Logitech had an issue with complexity for their Ultimate Ear product. It is a custom ear bud based on digital images of the consumer’s ear canal. Prior to the use of 3-D printing and additive manufacturing, the ear buds were custom-made through a complex, long supply chain. The product delivery was slow and the costs were too high. Complexity reigned and product sales suffered. Through the redesign of the supply chain and the inclusion of 3-D printing, the devices can now be made locally with shorter lead time and lower cost.
These concepts are becoming more mainstream. At the conference, the use of additive manufacturing was also discussed as a means to simplify and align the medical device supply chain. Today, hip and knee implants travel to the hospital in the trunk of a sales person’s car. The manufacturer supplies multiple sizes for the replacement operation to ensure that they have the right parts. But, what if the digital image of the patient’s bone structure could be transmitted to a local lab to build implants quickly based on the patient’s digital image? And, what if this technology is also extended to 3-D cell regeneration using stem cells to manufacture kidneys and livers so that there is no longer a list for transplants? Such a use case signals the need to redesign the supply chain based on network analytics.
These were some of the discussions that we had at the summit. Attendees are still discussing how new forms of analytics, plus the use of digital conversion technologies, expand the possibilities even more. Analytics is much more than reporting. The evolution of analytics for visualization, pattern recognition, unstructured text mining and parallel processing are converging to drive a new form of supply chain. It is one that combines digital with cognitive reasoning to sense, think and act.
What if we could test and learn in-market, reading market impacts in real-time through analytics, based on matching customer attributes to product attributes to build customized products for regions around the world?
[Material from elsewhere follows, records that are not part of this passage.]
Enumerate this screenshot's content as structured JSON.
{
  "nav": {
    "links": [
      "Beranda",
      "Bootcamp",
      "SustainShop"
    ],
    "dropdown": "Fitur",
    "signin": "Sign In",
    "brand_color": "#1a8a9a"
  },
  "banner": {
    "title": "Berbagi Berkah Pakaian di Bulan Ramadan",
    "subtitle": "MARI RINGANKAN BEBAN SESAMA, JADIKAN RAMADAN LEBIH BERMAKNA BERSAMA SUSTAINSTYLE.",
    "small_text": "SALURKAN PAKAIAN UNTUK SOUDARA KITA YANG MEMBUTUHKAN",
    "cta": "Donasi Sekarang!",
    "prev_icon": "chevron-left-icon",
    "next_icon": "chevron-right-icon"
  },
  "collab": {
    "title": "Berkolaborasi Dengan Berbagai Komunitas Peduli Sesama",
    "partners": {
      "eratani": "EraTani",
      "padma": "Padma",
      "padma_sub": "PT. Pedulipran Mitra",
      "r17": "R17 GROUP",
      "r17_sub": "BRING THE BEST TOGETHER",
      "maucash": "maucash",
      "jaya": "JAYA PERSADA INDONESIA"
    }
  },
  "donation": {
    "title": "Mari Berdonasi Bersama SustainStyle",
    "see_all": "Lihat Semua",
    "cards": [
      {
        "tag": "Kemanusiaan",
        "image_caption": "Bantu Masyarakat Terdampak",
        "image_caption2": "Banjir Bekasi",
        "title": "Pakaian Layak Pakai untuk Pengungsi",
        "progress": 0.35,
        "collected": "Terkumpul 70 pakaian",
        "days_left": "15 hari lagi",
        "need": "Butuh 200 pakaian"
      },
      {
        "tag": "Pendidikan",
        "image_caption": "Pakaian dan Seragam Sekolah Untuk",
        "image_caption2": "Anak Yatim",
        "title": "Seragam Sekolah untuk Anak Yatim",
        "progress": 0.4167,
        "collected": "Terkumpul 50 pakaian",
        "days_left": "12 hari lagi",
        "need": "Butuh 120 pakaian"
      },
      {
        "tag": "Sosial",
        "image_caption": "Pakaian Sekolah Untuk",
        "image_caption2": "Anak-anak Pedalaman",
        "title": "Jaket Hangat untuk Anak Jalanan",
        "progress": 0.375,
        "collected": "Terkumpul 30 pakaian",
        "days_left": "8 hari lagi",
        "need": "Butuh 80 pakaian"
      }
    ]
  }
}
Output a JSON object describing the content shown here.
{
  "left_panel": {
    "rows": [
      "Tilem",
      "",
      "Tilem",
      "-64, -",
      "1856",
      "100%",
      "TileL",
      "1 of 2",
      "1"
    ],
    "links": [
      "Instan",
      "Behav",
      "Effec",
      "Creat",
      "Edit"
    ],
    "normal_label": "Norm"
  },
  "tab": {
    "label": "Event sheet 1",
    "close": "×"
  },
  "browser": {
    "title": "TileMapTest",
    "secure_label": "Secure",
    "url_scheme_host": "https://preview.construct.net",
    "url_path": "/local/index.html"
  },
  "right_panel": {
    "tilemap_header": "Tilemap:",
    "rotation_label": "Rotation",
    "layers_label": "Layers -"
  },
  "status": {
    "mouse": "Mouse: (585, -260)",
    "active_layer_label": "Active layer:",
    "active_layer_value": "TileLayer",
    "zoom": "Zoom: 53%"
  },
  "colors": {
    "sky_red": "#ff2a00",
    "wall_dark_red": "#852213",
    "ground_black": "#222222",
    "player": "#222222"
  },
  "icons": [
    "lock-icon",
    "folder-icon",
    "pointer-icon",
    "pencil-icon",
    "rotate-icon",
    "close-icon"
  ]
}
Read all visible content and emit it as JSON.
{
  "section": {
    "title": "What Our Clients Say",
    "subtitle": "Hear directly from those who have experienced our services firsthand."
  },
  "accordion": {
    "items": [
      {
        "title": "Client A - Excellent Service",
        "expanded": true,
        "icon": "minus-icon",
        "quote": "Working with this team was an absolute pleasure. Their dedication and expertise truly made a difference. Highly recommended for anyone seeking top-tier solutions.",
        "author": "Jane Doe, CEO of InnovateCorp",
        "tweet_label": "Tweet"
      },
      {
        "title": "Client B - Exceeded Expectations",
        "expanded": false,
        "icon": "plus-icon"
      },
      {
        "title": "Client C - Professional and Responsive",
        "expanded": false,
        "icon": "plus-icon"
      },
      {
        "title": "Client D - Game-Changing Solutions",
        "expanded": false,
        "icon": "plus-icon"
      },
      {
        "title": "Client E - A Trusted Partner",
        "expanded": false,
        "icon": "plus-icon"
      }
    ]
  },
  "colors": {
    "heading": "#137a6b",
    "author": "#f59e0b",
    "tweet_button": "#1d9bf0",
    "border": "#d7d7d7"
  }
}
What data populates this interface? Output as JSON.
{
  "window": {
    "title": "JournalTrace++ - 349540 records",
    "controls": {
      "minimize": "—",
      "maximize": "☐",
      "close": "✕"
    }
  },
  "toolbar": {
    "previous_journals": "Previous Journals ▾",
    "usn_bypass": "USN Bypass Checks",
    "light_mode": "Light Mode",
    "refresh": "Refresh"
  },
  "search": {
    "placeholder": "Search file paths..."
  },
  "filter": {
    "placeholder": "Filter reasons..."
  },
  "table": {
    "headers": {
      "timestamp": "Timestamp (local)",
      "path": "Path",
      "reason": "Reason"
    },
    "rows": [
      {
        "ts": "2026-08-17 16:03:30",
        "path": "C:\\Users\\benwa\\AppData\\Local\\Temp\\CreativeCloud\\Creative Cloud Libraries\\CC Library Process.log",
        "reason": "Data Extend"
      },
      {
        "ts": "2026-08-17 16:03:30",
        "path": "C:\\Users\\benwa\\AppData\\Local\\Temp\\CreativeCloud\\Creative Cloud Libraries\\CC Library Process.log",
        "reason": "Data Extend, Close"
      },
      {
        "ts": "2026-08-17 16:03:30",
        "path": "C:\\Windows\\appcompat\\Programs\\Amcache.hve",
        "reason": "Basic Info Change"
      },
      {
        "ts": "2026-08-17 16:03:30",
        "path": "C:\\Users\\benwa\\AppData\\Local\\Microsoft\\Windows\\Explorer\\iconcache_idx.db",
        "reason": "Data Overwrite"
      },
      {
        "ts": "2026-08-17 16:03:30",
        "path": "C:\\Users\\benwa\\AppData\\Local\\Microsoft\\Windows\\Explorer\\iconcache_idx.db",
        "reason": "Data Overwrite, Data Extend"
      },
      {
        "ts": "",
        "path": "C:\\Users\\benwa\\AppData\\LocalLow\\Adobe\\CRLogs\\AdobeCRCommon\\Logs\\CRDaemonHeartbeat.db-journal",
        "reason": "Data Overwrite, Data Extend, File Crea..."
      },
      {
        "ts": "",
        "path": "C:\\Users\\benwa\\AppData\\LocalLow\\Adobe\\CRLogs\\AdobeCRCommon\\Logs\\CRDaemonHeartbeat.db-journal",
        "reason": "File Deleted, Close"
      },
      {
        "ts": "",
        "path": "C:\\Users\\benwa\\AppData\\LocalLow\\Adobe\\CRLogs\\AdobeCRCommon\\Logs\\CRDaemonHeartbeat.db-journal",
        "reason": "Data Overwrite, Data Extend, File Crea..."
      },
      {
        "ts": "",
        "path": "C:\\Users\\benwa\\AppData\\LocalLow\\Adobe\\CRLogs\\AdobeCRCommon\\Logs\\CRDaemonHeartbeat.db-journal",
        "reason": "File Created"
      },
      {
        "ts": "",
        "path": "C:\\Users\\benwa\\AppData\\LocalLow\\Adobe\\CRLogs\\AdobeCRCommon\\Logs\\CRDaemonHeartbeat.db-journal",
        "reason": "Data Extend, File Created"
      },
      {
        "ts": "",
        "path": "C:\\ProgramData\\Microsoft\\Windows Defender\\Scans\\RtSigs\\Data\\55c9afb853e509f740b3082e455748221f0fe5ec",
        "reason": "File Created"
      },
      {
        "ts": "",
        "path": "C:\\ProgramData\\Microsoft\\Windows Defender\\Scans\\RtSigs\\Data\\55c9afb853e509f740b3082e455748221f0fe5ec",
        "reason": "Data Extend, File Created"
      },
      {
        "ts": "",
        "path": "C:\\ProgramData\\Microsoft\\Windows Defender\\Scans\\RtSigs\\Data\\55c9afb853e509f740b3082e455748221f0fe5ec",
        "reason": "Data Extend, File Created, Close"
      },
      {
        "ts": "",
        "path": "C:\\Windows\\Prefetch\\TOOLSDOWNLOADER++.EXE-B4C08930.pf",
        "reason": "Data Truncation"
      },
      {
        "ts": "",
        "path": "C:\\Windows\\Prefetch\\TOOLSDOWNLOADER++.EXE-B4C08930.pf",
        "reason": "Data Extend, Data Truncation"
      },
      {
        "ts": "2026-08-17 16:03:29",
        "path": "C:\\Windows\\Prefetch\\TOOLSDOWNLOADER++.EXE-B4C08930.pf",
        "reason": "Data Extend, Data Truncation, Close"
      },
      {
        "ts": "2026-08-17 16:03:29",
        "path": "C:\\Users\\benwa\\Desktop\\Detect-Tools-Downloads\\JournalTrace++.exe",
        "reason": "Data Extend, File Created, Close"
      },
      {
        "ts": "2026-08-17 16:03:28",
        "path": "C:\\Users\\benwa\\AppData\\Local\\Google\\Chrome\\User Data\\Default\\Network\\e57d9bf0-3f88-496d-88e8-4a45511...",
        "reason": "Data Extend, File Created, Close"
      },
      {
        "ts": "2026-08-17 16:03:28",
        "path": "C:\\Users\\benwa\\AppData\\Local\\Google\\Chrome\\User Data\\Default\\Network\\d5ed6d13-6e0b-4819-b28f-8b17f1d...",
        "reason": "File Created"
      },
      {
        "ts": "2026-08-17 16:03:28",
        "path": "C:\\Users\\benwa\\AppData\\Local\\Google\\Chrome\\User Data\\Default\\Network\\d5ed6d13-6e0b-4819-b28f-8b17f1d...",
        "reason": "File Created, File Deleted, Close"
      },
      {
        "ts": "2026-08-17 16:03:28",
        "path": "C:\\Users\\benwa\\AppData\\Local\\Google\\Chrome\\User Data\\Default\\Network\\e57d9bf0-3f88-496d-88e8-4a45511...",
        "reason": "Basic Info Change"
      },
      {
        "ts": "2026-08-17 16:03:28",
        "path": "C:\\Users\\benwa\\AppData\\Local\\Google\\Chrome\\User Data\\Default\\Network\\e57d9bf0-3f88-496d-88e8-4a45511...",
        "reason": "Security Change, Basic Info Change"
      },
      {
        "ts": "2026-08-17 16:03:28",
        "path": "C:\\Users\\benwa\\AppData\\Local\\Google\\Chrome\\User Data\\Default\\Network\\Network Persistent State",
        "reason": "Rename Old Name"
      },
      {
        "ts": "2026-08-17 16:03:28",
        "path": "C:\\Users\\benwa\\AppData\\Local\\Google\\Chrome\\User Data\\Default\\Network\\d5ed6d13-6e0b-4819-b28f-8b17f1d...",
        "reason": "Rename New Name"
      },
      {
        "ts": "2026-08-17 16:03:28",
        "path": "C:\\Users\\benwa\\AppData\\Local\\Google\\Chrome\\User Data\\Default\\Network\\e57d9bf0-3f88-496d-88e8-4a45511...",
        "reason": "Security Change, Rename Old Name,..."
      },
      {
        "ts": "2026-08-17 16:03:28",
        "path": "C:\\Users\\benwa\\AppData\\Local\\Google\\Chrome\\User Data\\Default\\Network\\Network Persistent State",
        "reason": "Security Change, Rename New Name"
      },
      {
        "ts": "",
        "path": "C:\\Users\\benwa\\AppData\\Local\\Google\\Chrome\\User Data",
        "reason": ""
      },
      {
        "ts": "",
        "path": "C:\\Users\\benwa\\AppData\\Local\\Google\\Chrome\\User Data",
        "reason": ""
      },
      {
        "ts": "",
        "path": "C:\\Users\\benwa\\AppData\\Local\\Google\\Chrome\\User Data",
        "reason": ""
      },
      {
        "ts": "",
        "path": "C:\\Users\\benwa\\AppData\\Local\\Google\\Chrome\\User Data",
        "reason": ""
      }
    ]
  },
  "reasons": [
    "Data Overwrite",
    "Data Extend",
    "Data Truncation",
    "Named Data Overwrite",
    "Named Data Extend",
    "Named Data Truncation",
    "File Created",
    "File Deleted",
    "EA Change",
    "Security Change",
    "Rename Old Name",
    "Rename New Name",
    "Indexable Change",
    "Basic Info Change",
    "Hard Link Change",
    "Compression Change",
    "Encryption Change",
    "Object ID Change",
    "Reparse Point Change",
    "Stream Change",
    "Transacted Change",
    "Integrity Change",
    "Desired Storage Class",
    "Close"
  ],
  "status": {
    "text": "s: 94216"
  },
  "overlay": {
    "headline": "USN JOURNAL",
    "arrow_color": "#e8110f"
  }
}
This new approach allows test and learn capabilities to answer the questions that we do not know to ask to build unique insights.
And, what if we could mine unstructured data and combine it with transactional data to mitigate supplier risk?
There is some of this kind of activity already. In the aftermath of the 2011 Fukushima tsunami, Intel sent teams to Japan to rebuild infrastructure and help their suppliers. They would not have known where to go first if there had not been good information about the capabilities of suppliers in the network and early warning signals due to analytics.
But what if the capabilities went further? What if systems were more capable of analyzing the growing sets of unstructured data? What if clothing manufacturers with operations in Bangladesh had been able to sense risks related to their suppliers based on local media reports, or social media activity? Perhaps they would have provided early warnings—if supply chain experts were in position to listen.
Traditional supply chains respond, but they do not sense. Organizations do not use analytics to listen. In the world of new analytics, they will be able to sense, test and learn and orchestrate the response market to market. The world of supply chain has the opportunity to be quite different. Leaders do not have to be stuck. Instead, they only have to open up their minds and allow themselves to think about what the supply chain could be in the future and not what it is today. The changing world of analytics paves the pathway forward.
Lora Cecere, the founder of the Supply Chain Insights research firm, is the co-author, with Charles W. Chase Jr., of Bricks Matter: The Role of Supply Chains in Building Market-Driven Differentiation (Wiley, 2012). Her new book, Metrics that Matter, is due out in September 2014. You can read her blog, Supply Chain Shaman, her reports on Slideshare and follow her on Twitter: @lcecere.